Paris, je t'aime?

Today I came closer to using my epi-pen than I ever have before.

I expected to be in Michigan by now, but I'm still in Paris, because I was careless enough to eat a sandwich whose bread included walnuts.

On the one hand, why are there ground up walnuts in sandwich bread?!?!?! Really, why?

Dear international healthful food movement,
Please stop putting nuts everywhere just because you can. Baked goods, yes. Granola, yes. Sandwich bread, please can we not?
Itchily yours,
me

On the other hand, what food-allergic person reads just the placard and not the sticker on the sandwich, eh? I grabbed a sandwich and a salad from a lovely fresh bakery after having read the placards detailing the contents, but I didn't notice that the sandwich's placard didn't say anything about the bread or that the sticker holding the wrapper closed listed WALNUTS, just like that, all caps in English even. How could I be so inattentive? I should know better.

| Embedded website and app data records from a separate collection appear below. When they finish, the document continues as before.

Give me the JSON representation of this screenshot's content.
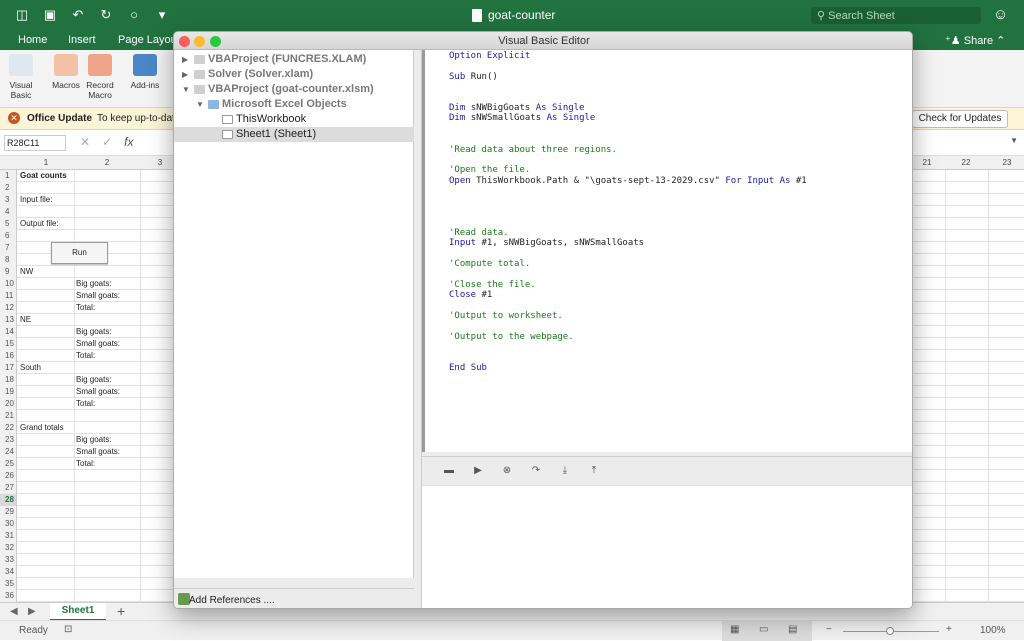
{
  "excel": {
    "doc_title": "goat-counter",
    "search_placeholder": "Search Sheet",
    "tabs": [
      "Home",
      "Insert",
      "Page Layou"
    ],
    "share_label": "Share",
    "ribbon_buttons": [
      {
        "label": "Visual Basic",
        "icon": "visual-basic-icon"
      },
      {
        "label": "Macros",
        "icon": "macros-icon"
      },
      {
        "label": "Record Macro",
        "icon": "record-macro-icon"
      },
      {
        "label": "Add-ins",
        "icon": "add-ins-icon"
      }
    ],
    "update_bar": {
      "title": "Office Update",
      "text": "To keep up-to-dat",
      "button": "Check for Updates"
    },
    "name_box": "R28C11",
    "fx_label": "fx",
    "col_headers_left": [
      "1",
      "2",
      "3"
    ],
    "col_headers_right": [
      "21",
      "22",
      "23"
    ],
    "rows": [
      {
        "n": "1",
        "a": "Goat counts",
        "b": "",
        "bold": true
      },
      {
        "n": "2",
        "a": "",
        "b": ""
      },
      {
        "n": "3",
        "a": "Input file:",
        "b": ""
      },
      {
        "n": "4",
        "a": "",
        "b": ""
      },
      {
        "n": "5",
        "a": "Output file:",
        "b": ""
      },
      {
        "n": "6",
        "a": "",
        "b": ""
      },
      {
        "n": "7",
        "a": "",
        "b": ""
      },
      {
        "n": "8",
        "a": "",
        "b": ""
      },
      {
        "n": "9",
        "a": "NW",
        "b": ""
      },
      {
        "n": "10",
        "a": "",
        "b": "Big goats:"
      },
      {
        "n": "11",
        "a": "",
        "b": "Small goats:"
      },
      {
        "n": "12",
        "a": "",
        "b": "Total:"
      },
      {
        "n": "13",
        "a": "NE",
        "b": ""
      },
      {
        "n": "14",
        "a": "",
        "b": "Big goats:"
      },
      {
        "n": "15",
        "a": "",
        "b": "Small goats:"
      },
      {
        "n": "16",
        "a": "",
        "b": "Total:"
      },
      {
        "n": "17",
        "a": "South",
        "b": ""
      },
      {
        "n": "18",
        "a": "",
        "b": "Big goats:"
      },
      {
        "n": "19",
        "a": "",
        "b": "Small goats:"
      },
      {
        "n": "20",
        "a": "",
        "b": "Total:"
      },
      {
        "n": "21",
        "a": "",
        "b": ""
      },
      {
        "n": "22",
        "a": "Grand totals",
        "b": ""
      },
      {
        "n": "23",
        "a": "",
        "b": "Big goats:"
      },
      {
        "n": "24",
        "a": "",
        "b": "Small goats:"
      },
      {
        "n": "25",
        "a": "",
        "b": "Total:"
      },
      {
        "n": "26",
        "a": "",
        "b": ""
      },
      {
        "n": "27",
        "a": "",
        "b": ""
      },
      {
        "n": "28",
        "a": "",
        "b": "",
        "selected": true
      },
      {
        "n": "29",
        "a": "",
        "b": ""
      },
      {
        "n": "30",
        "a": "",
        "b": ""
      },
      {
        "n": "31",
        "a": "",
        "b": ""
      },
      {
        "n": "32",
        "a": "",
        "b": ""
      },
      {
        "n": "33",
        "a": "",
        "b": ""
      },
      {
        "n": "34",
        "a": "",
        "b": ""
      },
      {
        "n": "35",
        "a": "",
        "b": ""
      },
      {
        "n": "36",
        "a": "",
        "b": ""
      }
    ],
    "run_button": "Run",
    "sheet_tab": "Sheet1",
    "status": "Ready",
    "zoom": "100%"
  },
  "vbe": {
    "title": "Visual Basic Editor",
    "projects": [
      {
        "label": "VBAProject (FUNCRES.XLAM)",
        "level": 0,
        "arrow": "▶",
        "bold": true,
        "dim": true
      },
      {
        "label": "Solver (Solver.xlam)",
        "level": 0,
        "arrow": "▶",
        "bold": true,
        "dim": true
      },
      {
        "label": "VBAProject (goat-counter.xlsm)",
        "level": 0,
        "arrow": "▼",
        "bold": true,
        "dim": true
      },
      {
        "label": "Microsoft Excel Objects",
        "level": 1,
        "arrow": "▼",
        "bold": true,
        "dim": true,
        "folder": true
      },
      {
        "label": "ThisWorkbook",
        "level": 2,
        "arrow": ""
      },
      {
        "label": "Sheet1 (Sheet1)",
        "level": 2,
        "arrow": "",
        "selected": true
      }
    ],
    "add_references": "Add References ....",
    "code_lines": [
      {
        "t": "Option Explicit",
        "c": "kw"
      },
      {
        "t": "",
        "c": ""
      },
      {
        "t": "Sub Run()",
        "c": "mix"
      },
      {
        "t": "",
        "c": ""
      },
      {
        "t": "",
        "c": ""
      },
      {
        "t": "Dim sNWBigGoats As Single",
        "c": "mix"
      },
      {
        "t": "Dim sNWSmallGoats As Single",
        "c": "mix"
      },
      {
        "t": "",
        "c": ""
      },
      {
        "t": "",
        "c": ""
      },
      {
        "t": "'Read data about three regions.",
        "c": "cm"
      },
      {
        "t": "",
        "c": ""
      },
      {
        "t": "'Open the file.",
        "c": "cm"
      },
      {
        "t": "Open ThisWorkbook.Path & \"\\goats-sept-13-2029.csv\" For Input As #1",
        "c": "mix"
      },
      {
        "t": "",
        "c": ""
      },
      {
        "t": "",
        "c": ""
      },
      {
        "t": "",
        "c": ""
      },
      {
        "t": "",
        "c": ""
      },
      {
        "t": "'Read data.",
        "c": "cm"
      },
      {
        "t": "Input #1, sNWBigGoats, sNWSmallGoats",
        "c": "mix"
      },
      {
        "t": "",
        "c": ""
      },
      {
        "t": "'Compute total.",
        "c": "cm"
      },
      {
        "t": "",
        "c": ""
      },
      {
        "t": "'Close the file.",
        "c": "cm"
      },
      {
        "t": "Close #1",
        "c": "mix"
      },
      {
        "t": "",
        "c": ""
      },
      {
        "t": "'Output to worksheet.",
        "c": "cm"
      },
      {
        "t": "",
        "c": ""
      },
      {
        "t": "'Output to the webpage.",
        "c": "cm"
      },
      {
        "t": "",
        "c": ""
      },
      {
        "t": "",
        "c": ""
      },
      {
        "t": "End Sub",
        "c": "mix"
      }
    ],
    "debug_icons": [
      "toggle-breakpoint-icon",
      "run-icon",
      "stop-icon",
      "step-over-icon",
      "step-into-icon",
      "step-out-icon"
    ]
  }
}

Boarding was just getting started when I realized that I couldn't get on the plane. My ears hurt, the front of my neck felt thick, and my chest was tight. I could still breathe and talk, but I wasn't confident that would continue.

First aid came, took my vitals, and tried to convince me to just get on the plane because the symptoms would have gotten more serious faster if they were going to. Except, that's not always the case with anaphylaxis, and Paris to Detroit is a really long flight.

When first aid called for a consult, the airport doctor counseled coming in to the med center, and I went despite the first responder's skepticism. Vitals, examination, a dose of prednisone, a dose of Zyrtec, and observation time later, I had, as predicted, missed my plane, the last direct flight for the day. The good news is that, although my face and chest felt awful, I was still breathing effectively as evidenced by my stellar pulse oximeter and blood pressure cuff readings.

Air France's customer service was amazing, though. Someone met me at the clinic to walk me through the process of rebooking the flight, picking up a prescription, and finding a place to spend the night. I have a boarding pass for a flight tomorrow, a room at the Citizen M, and more doses of steroids and antihistamines.

I also have a renewed awareness of my own vulnerability.